• _Directions for this task_
What is the number of lines in the data below that contain "seconds"? Answer with that number and no other words.

• _Extracted data_
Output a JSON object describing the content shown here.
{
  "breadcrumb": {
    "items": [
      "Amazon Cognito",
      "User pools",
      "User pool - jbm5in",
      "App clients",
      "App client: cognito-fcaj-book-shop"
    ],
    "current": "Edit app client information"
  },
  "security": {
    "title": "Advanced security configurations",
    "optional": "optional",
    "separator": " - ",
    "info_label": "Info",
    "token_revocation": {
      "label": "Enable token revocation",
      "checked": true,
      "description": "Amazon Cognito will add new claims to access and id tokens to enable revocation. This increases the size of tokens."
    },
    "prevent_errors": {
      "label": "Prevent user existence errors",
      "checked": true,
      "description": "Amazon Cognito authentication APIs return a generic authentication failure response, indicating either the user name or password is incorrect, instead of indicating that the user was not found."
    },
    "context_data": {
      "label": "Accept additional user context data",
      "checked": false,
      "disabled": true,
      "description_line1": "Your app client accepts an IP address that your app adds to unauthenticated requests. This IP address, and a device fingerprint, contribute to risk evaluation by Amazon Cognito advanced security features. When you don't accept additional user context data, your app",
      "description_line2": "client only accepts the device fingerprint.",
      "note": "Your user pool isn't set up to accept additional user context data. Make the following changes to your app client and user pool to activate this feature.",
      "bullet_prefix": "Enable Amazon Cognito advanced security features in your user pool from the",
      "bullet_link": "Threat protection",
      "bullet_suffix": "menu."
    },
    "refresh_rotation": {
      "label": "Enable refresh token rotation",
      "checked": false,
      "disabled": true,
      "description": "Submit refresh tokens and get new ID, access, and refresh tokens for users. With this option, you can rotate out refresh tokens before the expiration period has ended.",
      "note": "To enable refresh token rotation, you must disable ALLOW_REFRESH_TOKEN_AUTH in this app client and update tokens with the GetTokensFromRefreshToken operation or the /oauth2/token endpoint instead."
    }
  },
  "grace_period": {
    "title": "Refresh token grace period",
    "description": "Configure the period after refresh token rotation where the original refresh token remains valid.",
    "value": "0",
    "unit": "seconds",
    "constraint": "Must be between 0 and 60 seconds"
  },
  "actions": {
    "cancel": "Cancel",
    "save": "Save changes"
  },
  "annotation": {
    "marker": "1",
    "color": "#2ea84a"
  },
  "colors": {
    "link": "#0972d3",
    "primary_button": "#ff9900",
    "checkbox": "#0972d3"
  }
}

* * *

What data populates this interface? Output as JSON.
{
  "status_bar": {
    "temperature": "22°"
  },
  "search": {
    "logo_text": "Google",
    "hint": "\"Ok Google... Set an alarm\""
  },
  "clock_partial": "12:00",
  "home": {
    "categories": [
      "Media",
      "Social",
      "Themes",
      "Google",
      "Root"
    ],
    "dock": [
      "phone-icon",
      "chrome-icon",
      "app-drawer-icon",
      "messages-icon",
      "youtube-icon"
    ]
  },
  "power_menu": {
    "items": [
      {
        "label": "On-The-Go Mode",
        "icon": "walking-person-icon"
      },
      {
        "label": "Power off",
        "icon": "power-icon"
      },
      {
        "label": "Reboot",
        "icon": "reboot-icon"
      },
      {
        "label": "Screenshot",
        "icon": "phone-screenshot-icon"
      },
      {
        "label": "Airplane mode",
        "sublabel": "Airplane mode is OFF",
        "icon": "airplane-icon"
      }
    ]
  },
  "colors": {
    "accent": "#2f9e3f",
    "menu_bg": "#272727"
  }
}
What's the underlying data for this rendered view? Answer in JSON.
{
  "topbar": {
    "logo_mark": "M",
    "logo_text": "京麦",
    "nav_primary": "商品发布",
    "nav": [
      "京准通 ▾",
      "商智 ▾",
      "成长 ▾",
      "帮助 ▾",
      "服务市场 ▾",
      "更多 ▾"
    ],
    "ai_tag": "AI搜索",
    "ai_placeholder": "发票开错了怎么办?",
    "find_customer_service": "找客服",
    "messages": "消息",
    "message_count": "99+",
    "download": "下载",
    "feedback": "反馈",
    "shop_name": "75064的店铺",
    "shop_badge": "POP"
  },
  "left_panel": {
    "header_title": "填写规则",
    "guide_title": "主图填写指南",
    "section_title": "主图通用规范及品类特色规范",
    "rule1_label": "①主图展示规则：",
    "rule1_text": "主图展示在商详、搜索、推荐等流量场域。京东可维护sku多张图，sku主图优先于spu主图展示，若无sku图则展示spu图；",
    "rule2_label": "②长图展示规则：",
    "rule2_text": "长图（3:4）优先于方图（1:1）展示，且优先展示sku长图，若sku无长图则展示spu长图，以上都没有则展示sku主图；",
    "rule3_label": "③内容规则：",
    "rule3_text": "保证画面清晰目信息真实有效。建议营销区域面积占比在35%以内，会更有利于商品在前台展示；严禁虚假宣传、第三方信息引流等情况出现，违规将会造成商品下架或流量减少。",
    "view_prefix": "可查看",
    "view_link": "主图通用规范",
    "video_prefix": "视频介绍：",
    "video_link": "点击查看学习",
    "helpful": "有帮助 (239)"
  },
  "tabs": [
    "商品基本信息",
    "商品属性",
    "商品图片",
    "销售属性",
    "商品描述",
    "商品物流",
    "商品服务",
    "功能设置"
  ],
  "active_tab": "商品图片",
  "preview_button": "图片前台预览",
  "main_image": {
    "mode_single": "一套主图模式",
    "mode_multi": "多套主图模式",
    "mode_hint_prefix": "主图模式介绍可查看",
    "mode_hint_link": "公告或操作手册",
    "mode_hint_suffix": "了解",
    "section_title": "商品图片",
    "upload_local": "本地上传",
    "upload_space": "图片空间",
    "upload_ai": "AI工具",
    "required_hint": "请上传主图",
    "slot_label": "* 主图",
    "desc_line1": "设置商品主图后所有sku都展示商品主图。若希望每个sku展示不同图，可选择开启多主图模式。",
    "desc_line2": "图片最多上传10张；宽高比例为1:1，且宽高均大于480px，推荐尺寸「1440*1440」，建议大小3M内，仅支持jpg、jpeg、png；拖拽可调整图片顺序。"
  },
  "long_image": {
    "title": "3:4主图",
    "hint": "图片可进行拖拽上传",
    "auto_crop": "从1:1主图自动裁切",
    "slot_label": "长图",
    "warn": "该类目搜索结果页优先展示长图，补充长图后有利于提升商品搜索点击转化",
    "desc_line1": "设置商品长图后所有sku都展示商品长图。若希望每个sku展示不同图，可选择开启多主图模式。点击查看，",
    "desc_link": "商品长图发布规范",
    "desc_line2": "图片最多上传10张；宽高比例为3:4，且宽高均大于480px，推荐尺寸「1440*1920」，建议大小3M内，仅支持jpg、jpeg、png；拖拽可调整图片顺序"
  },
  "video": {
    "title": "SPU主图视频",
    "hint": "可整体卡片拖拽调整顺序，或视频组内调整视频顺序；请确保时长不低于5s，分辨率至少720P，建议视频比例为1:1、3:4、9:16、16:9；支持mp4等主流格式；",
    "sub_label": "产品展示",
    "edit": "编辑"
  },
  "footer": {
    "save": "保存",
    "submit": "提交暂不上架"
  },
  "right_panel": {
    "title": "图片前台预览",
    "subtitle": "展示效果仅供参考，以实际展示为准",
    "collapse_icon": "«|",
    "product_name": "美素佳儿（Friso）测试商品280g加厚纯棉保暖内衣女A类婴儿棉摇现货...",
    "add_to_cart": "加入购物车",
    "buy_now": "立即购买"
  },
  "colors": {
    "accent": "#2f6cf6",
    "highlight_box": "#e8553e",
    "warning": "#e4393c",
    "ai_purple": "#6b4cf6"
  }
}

• _Result below_
2